It seems utterly bizarre that the ultimate nature of reality might be holographic. That at the edge of our universe there might be a shimmering sheet of information that describes the entire universe within ... We are about to put this theory to the test. ibid.
If Max [Tegmark] is right, Maths isn’t a language we’ve invented, but a deep structure we are gradually uncovering like archaeologists. An abstract unchanging entity that has no beginning and no end. As we peel back the layers we are discovering the code. Strange as it seems it’s a comforting theory because if the reality is a mathematical object, understanding it might be within our reach. ibid.

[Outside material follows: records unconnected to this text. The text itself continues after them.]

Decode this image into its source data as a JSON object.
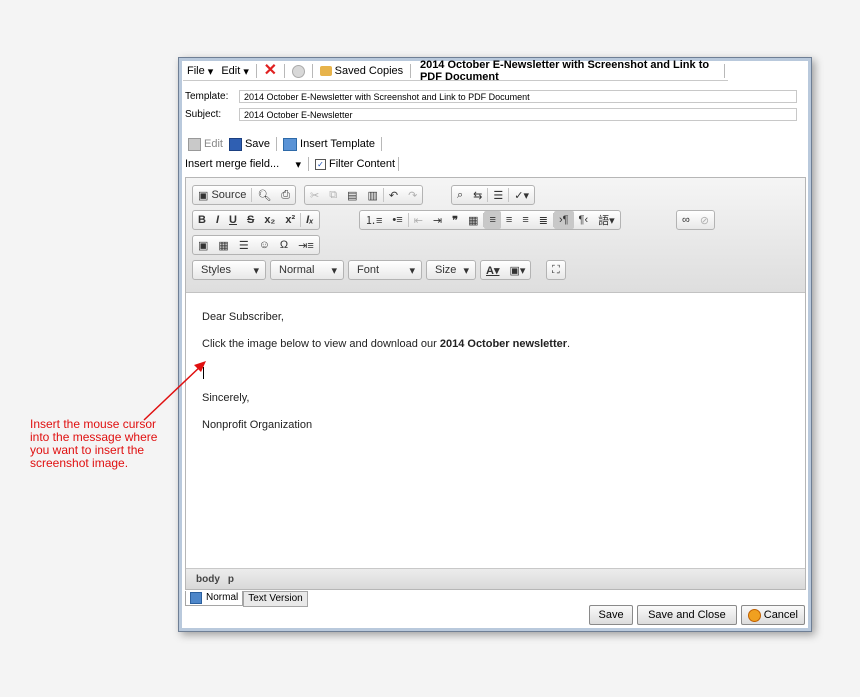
{
  "menubar": {
    "file": "File",
    "edit": "Edit",
    "saved_copies": "Saved Copies",
    "document_title": "2014 October E-Newsletter with Screenshot and Link to PDF Document"
  },
  "fields": {
    "template_label": "Template:",
    "template_value": "2014 October E-Newsletter with Screenshot and Link to PDF Document",
    "subject_label": "Subject:",
    "subject_value": "2014 October E-Newsletter"
  },
  "actions": {
    "edit": "Edit",
    "save": "Save",
    "insert_template": "Insert Template",
    "merge_field": "Insert merge field...",
    "filter_content": "Filter Content"
  },
  "editor_toolbar": {
    "source": "Source",
    "styles": "Styles",
    "format": "Normal",
    "font": "Font",
    "size": "Size"
  },
  "content": {
    "greeting": "Dear Subscriber,",
    "line1_pre": "Click the image below to view and download our ",
    "line1_bold": "2014 October newsletter",
    "line1_post": ".",
    "closing": "Sincerely,",
    "signature": "Nonprofit Organization"
  },
  "pathbar": {
    "body": "body",
    "p": "p"
  },
  "tabs": {
    "normal": "Normal",
    "text_version": "Text Version"
  },
  "buttons": {
    "save": "Save",
    "save_close": "Save and Close",
    "cancel": "Cancel"
  },
  "annotation": "Insert the mouse cursor into the message where you want to insert the screenshot image.",
  "colors": {
    "annotation": "#e01010",
    "window_border": "#b9c9dc"
  }
}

These two grand visions of Reality – the mathematical structure and the cosmic hologram represent theoretical thinking at its most imaginative and beautiful. ibid.
Inflation may have started out as a mathematical theory but it has gained acceptance after successful testing against the evidence from the Cosmic Microwave Background. Horizon: How Big is the Universe? BBC 2012
It is often stated that of all the theories proposed in this century, the silliest is quantum theory. In fact, some say that the only thing that quantum theory has going for it is that it is unquestionably correct. Michio Kaku, Hyperspace: A Scientific Odyssey
No matter how beautiful the theory, one irritating fact can dismiss the entire formulism, so it has to be proven. Michio Kaku
It seems that scientists are often attracted to beautiful theories in the way that insects are attracted to flowers – not by logical deduction, but by something like a sense of smell. Steven Weinberg